David Longstreth has long been the voice and mind behind Dirty Projectors, ranging from psychedelic, harmony-heavy indie rock to slower, electronic compositions. He'll perform with the band at a single, extremely intimate show at Thalia Hall in May.
What We Say
With Swing Lo Magellan, David Longstreth shows he really doesn't know how to do the same thing twice. This time, beyond the aughts-era duality of retromania and neophilia, and beyond his band’s reputation for dizzying, heady innovation, Longstreth has found the beautiful, generous simplicity of the heart and soul. Same as it ever was. And this must be exactly the place where he's planted the seeds for his band's finest album to date.
Where prior DPz albums investigated 20th-century orchestration (The Getty Address), aerated the aesthetics of 80s hardcore and west African guitar music (Rise Above), and explored complex contrapuntal techniques in human voices (Bitte Orca and Mt Wittenberg Orca), Swing Lo Magellan is a leap forward again.
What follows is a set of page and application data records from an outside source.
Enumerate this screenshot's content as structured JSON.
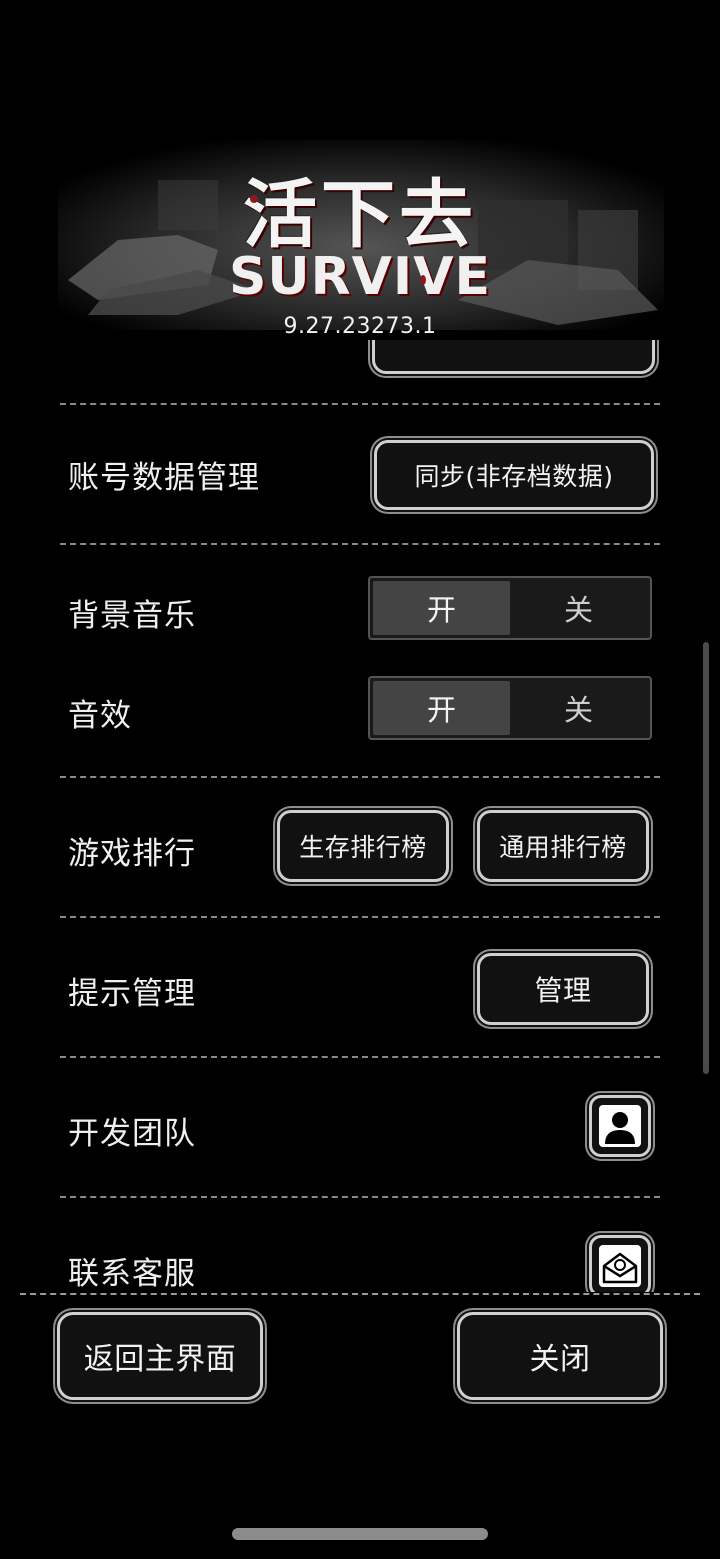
{
  "header": {
    "logo_text_cn": "活下去",
    "logo_text_en": "SURVIVE",
    "version": "9.27.23273.1"
  },
  "settings": {
    "account": {
      "label": "账号数据管理",
      "button": "同步(非存档数据)"
    },
    "music": {
      "label": "背景音乐",
      "on": "开",
      "off": "关",
      "state": "on"
    },
    "sfx": {
      "label": "音效",
      "on": "开",
      "off": "关",
      "state": "on"
    },
    "ranking": {
      "label": "游戏排行",
      "survival_button": "生存排行榜",
      "general_button": "通用排行榜"
    },
    "hints": {
      "label": "提示管理",
      "button": "管理"
    },
    "team": {
      "label": "开发团队",
      "icon": "person-icon"
    },
    "support": {
      "label": "联系客服",
      "icon": "mail-icon"
    }
  },
  "footer": {
    "home_button": "返回主界面",
    "close_button": "关闭"
  },
  "colors": {
    "background": "#000000",
    "button_border": "#cfcfcf",
    "toggle_on": "#444444",
    "logo_blood": "#8b1a1a"
  }
}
“It’s an album of songs, an album of songwriting,” says Longstreth.
The songs of Swing Lo Magellan are culled from a sprawling twelve months of constant writing and recording in a weird house in Delaware County, New York (four hours northwest of the city). Longstreth, who produced and mixed, wrote seventy new songs and beats. The band - Amber Coffman (vocals & guitar), Nat Baldwin (bass), Brian McOmber (drums) & Haley Dekle (vocals) - joined him periodically, rehearsing the new music more or less constantly in the house's A-frame attic (vocalist Angel Deradoorian is on hiatus).
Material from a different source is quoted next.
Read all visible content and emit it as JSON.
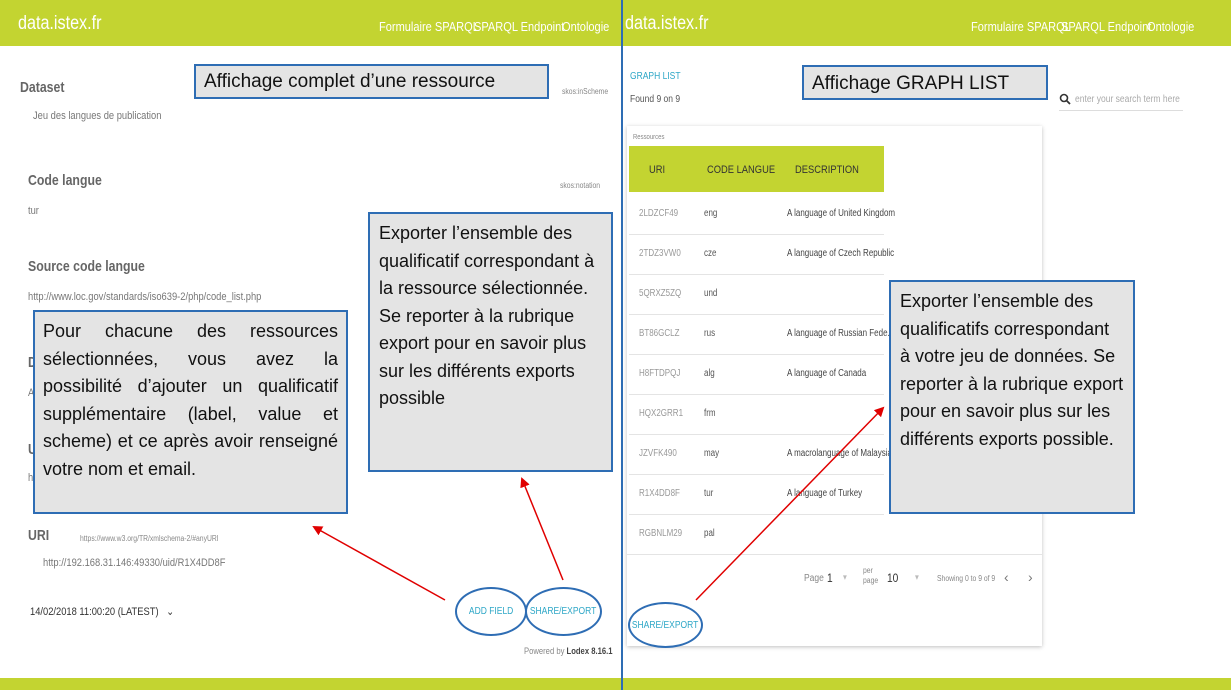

The twelve songs of Swing Lo Magellan were winnowed down from about forty finished demos. The finished recordings bear the impress of this informal working style: the album is a collection of moments: accidental, fortuitous, spontaneous. The performances feel warm and imperfect. Unguarded intimacy is somewhat of a new look for this band, and it turns out it's a very good look.
Swing Lo Magellan is an album that comes from the hearts of one of the most fearlessly thoughtful bands of the last ten years. The album has both the handmade intimacy of a love letter and the widescreen grandeur of a blockbuster, and if that sounds like a paradox - it's because it was until now.
Watch Dirty Projectors perform at Pitchfork in 2017.